Parent Title (English):Brain communications
Publisher:Oxford University Press
Place of publication:Oxford
Document Type:Article
Date of Publication (online):2024/02/28
Date of first Publication:2023/02/07
Publishing Institution:Ruhr-Universität Bochum, Universitätsbibliothek
Tag:Open Access Fonds
head volume conductor modelling; inverse solution; source analysis; source localization; source reconstruction
Issue:1, Artikel fcad023
First Page:fcad023-1
Last Page:fcad023-16
Article Processing Charge funded by the Deutsche Forschungsgemeinschaft (DFG) and the Open Access Publication Fund of Ruhr-Universität Bochum.

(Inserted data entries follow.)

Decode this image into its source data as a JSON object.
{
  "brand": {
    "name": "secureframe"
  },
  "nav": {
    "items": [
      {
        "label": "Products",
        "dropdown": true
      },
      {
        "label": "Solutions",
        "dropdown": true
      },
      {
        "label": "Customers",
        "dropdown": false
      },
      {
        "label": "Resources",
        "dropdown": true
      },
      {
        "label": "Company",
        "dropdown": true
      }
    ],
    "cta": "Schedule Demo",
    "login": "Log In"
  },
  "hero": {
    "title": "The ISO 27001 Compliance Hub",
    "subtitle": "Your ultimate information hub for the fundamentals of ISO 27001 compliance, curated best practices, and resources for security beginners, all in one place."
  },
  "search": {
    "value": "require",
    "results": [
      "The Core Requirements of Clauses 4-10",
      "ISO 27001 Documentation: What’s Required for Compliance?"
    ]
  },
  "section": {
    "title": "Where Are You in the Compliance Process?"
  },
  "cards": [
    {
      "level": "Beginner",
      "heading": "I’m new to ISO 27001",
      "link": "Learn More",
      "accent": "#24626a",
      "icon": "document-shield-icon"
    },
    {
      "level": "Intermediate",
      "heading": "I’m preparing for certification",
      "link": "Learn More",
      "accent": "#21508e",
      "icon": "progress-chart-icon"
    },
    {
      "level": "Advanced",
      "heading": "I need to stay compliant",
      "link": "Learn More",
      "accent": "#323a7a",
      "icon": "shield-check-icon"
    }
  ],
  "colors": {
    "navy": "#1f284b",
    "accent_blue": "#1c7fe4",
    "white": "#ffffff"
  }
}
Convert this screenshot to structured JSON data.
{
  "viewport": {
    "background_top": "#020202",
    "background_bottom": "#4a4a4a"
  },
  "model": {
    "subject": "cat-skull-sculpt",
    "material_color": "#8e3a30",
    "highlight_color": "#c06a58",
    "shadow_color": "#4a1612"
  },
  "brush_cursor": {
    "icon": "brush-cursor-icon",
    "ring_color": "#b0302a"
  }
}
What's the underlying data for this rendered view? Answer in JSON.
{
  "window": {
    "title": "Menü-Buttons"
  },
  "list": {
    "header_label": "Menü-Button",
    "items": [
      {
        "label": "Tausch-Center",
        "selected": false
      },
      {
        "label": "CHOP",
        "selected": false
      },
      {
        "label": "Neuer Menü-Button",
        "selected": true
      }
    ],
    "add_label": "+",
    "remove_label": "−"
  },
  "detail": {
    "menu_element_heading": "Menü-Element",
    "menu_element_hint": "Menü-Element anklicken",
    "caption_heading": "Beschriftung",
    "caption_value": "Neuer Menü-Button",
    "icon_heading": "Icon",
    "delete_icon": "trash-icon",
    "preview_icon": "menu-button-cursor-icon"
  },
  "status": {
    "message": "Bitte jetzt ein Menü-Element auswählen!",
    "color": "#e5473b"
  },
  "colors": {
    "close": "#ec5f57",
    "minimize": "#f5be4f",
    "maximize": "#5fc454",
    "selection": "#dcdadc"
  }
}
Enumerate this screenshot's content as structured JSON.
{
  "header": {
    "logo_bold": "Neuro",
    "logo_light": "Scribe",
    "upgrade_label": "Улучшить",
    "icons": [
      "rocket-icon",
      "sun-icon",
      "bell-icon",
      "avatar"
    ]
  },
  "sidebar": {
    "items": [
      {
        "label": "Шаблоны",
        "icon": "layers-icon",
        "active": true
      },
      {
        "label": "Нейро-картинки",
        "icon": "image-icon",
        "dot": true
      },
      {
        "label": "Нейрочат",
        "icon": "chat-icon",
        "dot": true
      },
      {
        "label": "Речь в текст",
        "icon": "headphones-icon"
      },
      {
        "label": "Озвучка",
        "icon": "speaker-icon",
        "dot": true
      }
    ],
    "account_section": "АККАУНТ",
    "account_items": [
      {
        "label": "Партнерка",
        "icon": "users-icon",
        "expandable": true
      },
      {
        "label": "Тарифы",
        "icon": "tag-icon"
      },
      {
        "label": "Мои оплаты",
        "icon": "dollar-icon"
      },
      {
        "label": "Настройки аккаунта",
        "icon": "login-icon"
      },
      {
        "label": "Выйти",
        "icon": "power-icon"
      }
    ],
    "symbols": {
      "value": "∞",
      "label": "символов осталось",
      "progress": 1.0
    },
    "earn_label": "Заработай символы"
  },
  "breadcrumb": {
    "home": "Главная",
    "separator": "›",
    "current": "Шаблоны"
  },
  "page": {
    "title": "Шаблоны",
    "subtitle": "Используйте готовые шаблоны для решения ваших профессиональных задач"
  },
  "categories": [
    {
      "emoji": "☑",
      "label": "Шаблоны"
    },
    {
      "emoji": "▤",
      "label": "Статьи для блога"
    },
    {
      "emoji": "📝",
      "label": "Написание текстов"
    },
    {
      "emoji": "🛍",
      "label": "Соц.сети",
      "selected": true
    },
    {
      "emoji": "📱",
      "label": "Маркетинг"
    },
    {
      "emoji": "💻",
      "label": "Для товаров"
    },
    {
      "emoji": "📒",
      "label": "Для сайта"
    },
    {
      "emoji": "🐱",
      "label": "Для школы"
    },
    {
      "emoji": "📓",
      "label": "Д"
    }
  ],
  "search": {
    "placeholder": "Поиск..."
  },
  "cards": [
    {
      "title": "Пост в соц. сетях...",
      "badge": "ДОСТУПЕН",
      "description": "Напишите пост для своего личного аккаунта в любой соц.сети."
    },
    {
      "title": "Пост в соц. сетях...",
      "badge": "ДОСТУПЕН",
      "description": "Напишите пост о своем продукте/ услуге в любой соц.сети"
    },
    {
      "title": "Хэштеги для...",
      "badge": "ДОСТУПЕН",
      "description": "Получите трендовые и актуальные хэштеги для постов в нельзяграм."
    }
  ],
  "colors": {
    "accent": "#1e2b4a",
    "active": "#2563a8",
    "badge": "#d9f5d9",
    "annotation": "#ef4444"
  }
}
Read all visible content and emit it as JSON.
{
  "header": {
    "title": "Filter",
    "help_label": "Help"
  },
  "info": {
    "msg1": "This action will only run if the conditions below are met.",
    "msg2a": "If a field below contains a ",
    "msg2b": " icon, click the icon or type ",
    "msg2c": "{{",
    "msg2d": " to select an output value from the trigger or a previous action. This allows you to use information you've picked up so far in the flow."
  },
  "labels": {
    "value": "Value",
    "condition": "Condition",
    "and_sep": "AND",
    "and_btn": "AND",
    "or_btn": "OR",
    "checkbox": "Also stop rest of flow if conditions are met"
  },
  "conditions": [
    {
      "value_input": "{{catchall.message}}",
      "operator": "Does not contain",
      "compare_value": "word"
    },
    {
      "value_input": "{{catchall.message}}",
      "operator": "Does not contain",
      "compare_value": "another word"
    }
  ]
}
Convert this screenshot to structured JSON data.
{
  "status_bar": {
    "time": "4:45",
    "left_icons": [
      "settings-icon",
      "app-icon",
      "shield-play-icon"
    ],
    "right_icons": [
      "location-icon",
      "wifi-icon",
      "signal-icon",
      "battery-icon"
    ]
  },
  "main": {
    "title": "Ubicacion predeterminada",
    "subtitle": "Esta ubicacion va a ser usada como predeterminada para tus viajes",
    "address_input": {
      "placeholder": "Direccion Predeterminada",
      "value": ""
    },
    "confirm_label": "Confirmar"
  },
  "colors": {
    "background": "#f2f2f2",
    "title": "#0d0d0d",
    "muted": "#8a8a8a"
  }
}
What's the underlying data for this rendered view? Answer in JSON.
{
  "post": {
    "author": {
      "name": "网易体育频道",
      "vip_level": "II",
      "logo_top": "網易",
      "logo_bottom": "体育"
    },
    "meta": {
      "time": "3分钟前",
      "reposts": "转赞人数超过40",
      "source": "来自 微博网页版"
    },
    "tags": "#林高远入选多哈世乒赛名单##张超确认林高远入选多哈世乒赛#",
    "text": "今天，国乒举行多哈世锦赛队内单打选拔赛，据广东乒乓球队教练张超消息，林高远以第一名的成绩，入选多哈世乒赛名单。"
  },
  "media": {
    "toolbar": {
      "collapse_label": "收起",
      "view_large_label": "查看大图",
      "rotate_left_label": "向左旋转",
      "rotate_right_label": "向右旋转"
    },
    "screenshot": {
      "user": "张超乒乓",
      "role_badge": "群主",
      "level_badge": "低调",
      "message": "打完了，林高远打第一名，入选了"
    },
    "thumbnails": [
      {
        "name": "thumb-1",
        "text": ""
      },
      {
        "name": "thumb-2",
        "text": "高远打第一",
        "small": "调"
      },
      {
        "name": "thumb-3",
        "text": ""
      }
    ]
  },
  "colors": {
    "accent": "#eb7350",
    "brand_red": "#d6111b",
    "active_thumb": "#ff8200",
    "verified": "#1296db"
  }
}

Institutes/Facilities:Knappschaftskrankenhaus Bochum, Klinik für Neurologie
Ruhr Epileptologie
Dewey Decimal Classification:Technik, Medizin, angewandte Wissenschaften / Medizin, Gesundheit
open_access (DINI-Set):open_access
Licence (English):License LogoCreative Commons - CC BY 4.0 - Attribution 4.0 International